Citation: Chen C, Ou X, Wang J, Guo W and Ma X (2019) Radiomics-Based Machine Learning in Differentiation Between Glioblastoma and Metastatic Brain Tumors. Front. Oncol. 9:806. doi: 10.3389/fonc.2019.00806

Received: 13 June 2019; Accepted: 07 August 2019;
Published: 22 August 2019.

Edited by:

Roger M. Bourne, University of Sydney, Australia

Reviewed by:

William Ian Duncombe Rae, University of Sydney, Australia
Zhongxiang Ding, Hangzhou First People's Hospital, China

Copyright © 2019 Chen, Ou, Wang, Guo and Ma. This is an open-access article distributed under the terms of the Creative Commons Attribution License (CC BY). The use, distribution or reproduction in other forums is permitted, provided the original author(s) and the copyright owner(s) are credited and that the original publication in this journal is cited, in accordance with accepted academic practice.
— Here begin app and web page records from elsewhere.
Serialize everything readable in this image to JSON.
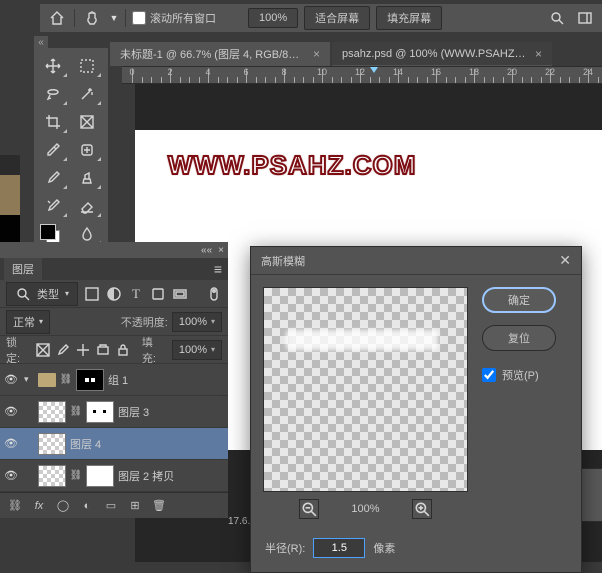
{
  "topbar": {
    "scroll_all_windows": "滚动所有窗口",
    "zoom_value": "100%",
    "fit_screen": "适合屏幕",
    "fill_screen": "填充屏幕"
  },
  "tabs": {
    "active": "未标题-1 @ 66.7% (图层 4, RGB/8#) *",
    "inactive": "psahz.psd @ 100% (WWW.PSAHZ.CO..."
  },
  "ruler": {
    "ticks": [
      "0",
      "2",
      "4",
      "6",
      "8",
      "10",
      "12",
      "14",
      "16",
      "18",
      "20",
      "22",
      "24"
    ]
  },
  "canvas": {
    "watermark": "WWW.PSAHZ.COM"
  },
  "layers_panel": {
    "tab": "图层",
    "kind": "类型",
    "blend_label": "正常",
    "opacity_label": "不透明度:",
    "opacity_value": "100%",
    "lock_label": "锁定:",
    "fill_label": "填充:",
    "fill_value": "100%",
    "group_name": "组 1",
    "layers": [
      {
        "name": "图层 3"
      },
      {
        "name": "图层 4"
      },
      {
        "name": "图层 2 拷贝"
      }
    ]
  },
  "status": {
    "doc_size": "17.6..."
  },
  "dialog": {
    "title": "高斯模糊",
    "ok": "确定",
    "reset": "复位",
    "preview": "预览(P)",
    "zoom": "100%",
    "radius_label": "半径(R):",
    "radius_value": "1.5",
    "radius_unit": "像素"
  }
}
No use, distribution or reproduction is permitted which does not comply with these terms.

*Correspondence: Xuelei Ma, drmaxuelei@gmail.com

These authors have contributed equally to this work